Scan the records that follow, and whenever a line has the word "this", copy it.

═══ EXTRACTED INFORMATION ═══

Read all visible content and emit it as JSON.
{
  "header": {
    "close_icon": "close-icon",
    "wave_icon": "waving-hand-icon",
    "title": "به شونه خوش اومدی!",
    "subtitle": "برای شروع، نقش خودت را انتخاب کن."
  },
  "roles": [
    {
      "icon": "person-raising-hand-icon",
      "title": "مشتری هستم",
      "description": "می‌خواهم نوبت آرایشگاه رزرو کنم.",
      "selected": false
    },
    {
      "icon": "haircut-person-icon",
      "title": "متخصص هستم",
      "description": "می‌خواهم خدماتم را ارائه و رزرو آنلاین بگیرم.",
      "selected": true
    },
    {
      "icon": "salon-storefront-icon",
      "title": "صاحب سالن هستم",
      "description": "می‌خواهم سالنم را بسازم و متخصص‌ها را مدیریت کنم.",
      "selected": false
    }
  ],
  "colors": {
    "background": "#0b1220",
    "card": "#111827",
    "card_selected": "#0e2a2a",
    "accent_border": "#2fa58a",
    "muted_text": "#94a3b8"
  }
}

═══
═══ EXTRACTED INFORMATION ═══

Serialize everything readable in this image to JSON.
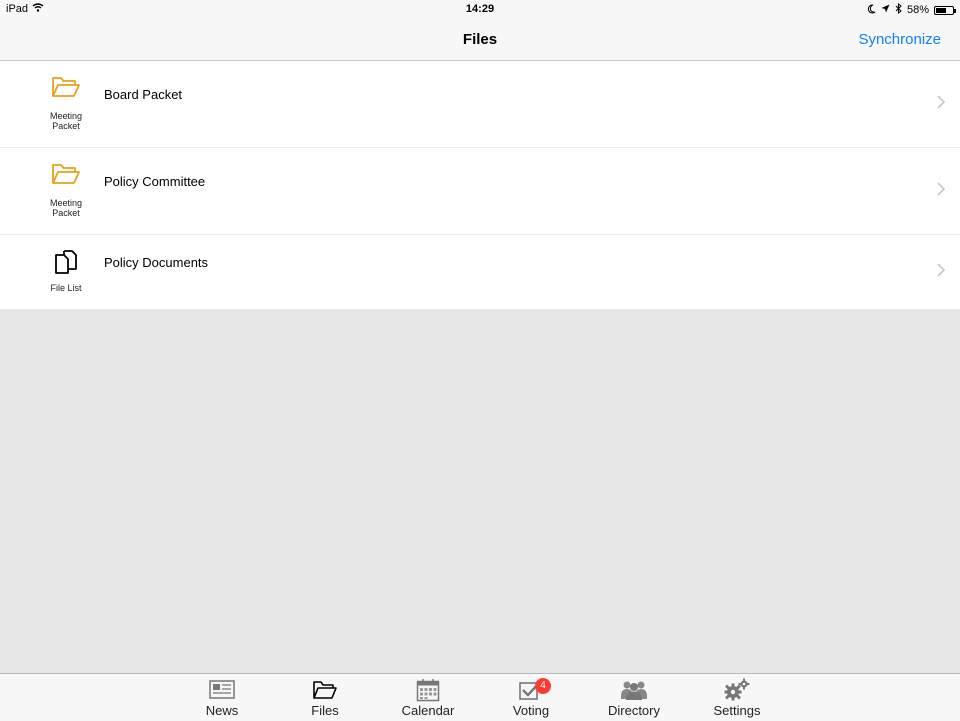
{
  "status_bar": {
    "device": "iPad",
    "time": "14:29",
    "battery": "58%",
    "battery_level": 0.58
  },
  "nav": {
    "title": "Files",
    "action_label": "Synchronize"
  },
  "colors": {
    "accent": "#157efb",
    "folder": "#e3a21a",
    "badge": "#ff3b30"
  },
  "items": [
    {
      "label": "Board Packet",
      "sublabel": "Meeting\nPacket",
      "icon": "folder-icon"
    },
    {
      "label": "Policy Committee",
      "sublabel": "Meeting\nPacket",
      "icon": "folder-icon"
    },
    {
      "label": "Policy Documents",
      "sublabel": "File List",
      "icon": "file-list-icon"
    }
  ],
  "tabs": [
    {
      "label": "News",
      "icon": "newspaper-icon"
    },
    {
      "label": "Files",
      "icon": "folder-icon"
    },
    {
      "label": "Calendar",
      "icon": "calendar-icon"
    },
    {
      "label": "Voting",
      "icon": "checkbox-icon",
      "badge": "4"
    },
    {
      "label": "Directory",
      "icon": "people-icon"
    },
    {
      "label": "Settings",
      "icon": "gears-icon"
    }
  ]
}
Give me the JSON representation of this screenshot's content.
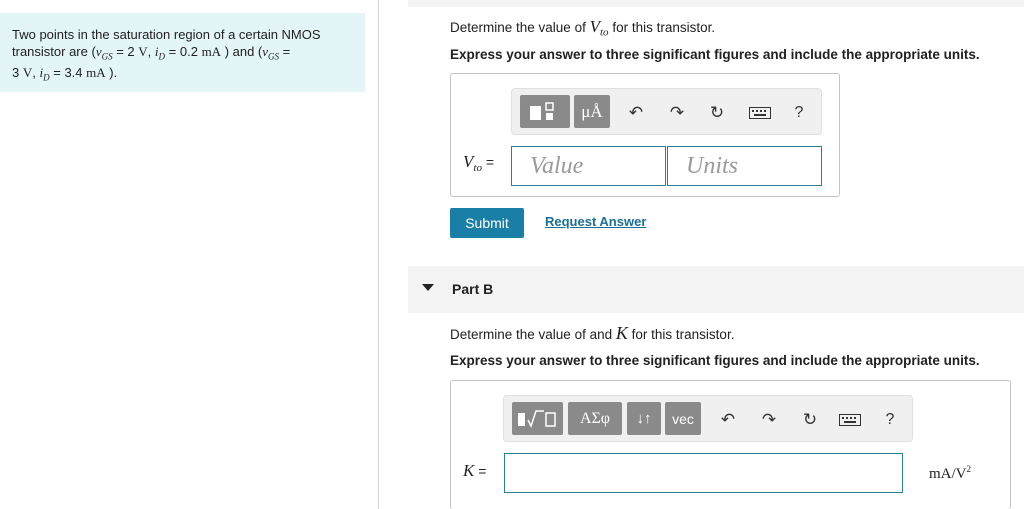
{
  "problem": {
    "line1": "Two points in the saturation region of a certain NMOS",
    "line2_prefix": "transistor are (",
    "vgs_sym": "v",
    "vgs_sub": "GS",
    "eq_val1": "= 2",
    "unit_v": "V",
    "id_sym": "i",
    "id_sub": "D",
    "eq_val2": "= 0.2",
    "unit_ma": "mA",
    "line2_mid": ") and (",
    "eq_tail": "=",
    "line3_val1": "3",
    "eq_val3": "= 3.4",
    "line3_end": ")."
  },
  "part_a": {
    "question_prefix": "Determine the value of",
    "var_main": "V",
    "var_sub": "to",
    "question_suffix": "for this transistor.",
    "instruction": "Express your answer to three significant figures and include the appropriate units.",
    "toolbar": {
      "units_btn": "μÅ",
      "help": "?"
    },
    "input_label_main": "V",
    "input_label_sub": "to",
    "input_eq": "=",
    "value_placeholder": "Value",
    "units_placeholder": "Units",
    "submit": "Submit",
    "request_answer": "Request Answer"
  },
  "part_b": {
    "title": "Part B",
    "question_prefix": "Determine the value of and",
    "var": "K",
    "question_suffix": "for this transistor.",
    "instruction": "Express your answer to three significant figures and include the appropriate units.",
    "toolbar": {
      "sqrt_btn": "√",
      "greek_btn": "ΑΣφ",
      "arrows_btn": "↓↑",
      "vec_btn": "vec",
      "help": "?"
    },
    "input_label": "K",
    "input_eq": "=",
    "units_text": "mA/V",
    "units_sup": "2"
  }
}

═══

* EXERCISE ANSWER *
Serialize everything readable in this image to JSON.
Give me the JSON representation of this screenshot's content.
    "question_suffix": "for this transistor.",
    "question_suffix": "for this transistor.",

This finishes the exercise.